Am I a geek or a nerd?


The History Channel in The Classroom
February 2, 2012, 9:37 pm
Filed under: curriculum | Tags: ,

I think they are just called History now, not the History Channel, but I’m pretty sure we all still call it by the latter rather than the former. But that’s neither here nor there.

I have a long running beef with History Channel, stemming from work they did on Star Spangled Banner preservation education materials in the late 1990s. I worked on the original version of that website (WOW! It’s so much better now!) on some resources and ideas for classroom use. One of the Smithsonian historians’ goals was to dispel the Betsy Ross myth regarding the first American flag; it’s not that she didn’t make flags, it’s that no one really knows who made the first one. Its kind of like Washington and the cherry tree, Lincoln and the log cabin…Betsy Ross and her flag. In any case, the History Channel education folks created some materials for elementary schools with this very Betsy Ross looking figure on the front, kind of defeating some of the efforts of the Smithsonian folks to get kids to move beyond the myths. No biggie, it was annoying at the time, and there are certainly plenty of resources from history.com that I would use.

I also take issue with the broadcast selection on the History Channel. Pawn Stars? Swamp People? American Pickers? I’m not sure how these are history but I can see that they make money for the network and ideally allow historians to produce the kind of stuff I hope to see on their cable stations and website.

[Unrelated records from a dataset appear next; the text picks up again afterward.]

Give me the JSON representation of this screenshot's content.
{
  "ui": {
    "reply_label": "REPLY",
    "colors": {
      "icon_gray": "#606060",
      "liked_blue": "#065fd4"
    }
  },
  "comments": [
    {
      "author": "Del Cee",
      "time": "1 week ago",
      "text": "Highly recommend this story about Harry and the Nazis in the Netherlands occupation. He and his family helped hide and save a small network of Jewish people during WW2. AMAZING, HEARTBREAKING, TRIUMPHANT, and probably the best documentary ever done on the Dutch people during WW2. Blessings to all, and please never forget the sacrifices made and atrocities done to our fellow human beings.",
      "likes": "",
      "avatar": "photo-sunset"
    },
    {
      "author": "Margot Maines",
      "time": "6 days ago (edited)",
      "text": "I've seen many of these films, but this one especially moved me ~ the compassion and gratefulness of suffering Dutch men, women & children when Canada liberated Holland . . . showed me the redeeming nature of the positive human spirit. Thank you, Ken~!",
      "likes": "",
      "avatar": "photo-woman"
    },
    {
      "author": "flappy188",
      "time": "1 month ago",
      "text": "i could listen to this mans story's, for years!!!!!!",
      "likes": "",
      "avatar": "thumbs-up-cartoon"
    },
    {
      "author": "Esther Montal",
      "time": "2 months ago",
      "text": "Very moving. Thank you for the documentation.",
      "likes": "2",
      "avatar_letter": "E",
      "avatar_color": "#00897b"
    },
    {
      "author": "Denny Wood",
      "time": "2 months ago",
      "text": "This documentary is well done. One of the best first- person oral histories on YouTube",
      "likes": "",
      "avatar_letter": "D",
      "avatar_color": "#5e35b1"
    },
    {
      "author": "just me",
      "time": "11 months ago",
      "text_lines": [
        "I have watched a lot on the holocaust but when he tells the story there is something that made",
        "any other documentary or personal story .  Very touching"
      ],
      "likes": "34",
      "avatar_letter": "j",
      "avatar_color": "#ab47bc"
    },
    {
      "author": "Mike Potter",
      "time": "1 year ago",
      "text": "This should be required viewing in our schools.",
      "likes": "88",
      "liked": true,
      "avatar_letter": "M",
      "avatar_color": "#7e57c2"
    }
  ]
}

So. Last week I’m editing/proofing/reviewing the latest 5th grade unit (Road to Revolution) for the Michigan Citizenship Collaborative Curriculum and, per a discussion with the writer and another reviewer, looked for a video that might enhance the unit. Enter history.com. I found a brief clip that would be great for 5th grade: short, clear, repeated use of words like ‘repeal’ both aurally and visually, boiled down the content without dumbing it down too. AttheB, Carol and I agreed it would work well in introducing students to some of the taxes/acts that led colonists down the road to revolution in lesson 3. We also decided to revisit the clip in lesson 6, once students have done a more complete study of the causes of revolution, to have students address what the video left out as a review (formative assessment, anyone?). All is well, the unit is done. Except. Some teachers point out that the video will be blocked by school filters. What? It’s history.com, not youtube! I went there on purpose! And its short, so now crazy download times. What!!

Because the video clip leads in with a commercial. When I first found it the ad was for Turbo Tax. Today its for Susan G. Komen (another can of worms there…). 15 second ads. I thought the point of Pawn Stars and Swamp People was to make the money to make these educational clips available. How much are you getting from Turbo Tax? Should Susan G. Komen even pay for ad time? What?

Okay. Not that big a deal. Annoying to me, probably not to anyone else. In any case, I told the teacher to use zamzar.com to download the video and all would be fine.

Advertisements

Leave a Comment so far
Leave a comment



Leave a Reply

Fill in your details below or click an icon to log in:

WordPress.com Logo

You are commenting using your WordPress.com account. Log Out / Change )

Twitter picture

You are commenting using your Twitter account. Log Out / Change )

Facebook photo

You are commenting using your Facebook account. Log Out / Change )

Google+ photo

You are commenting using your Google+ account. Log Out / Change )

Connecting to %s



%d bloggers like this: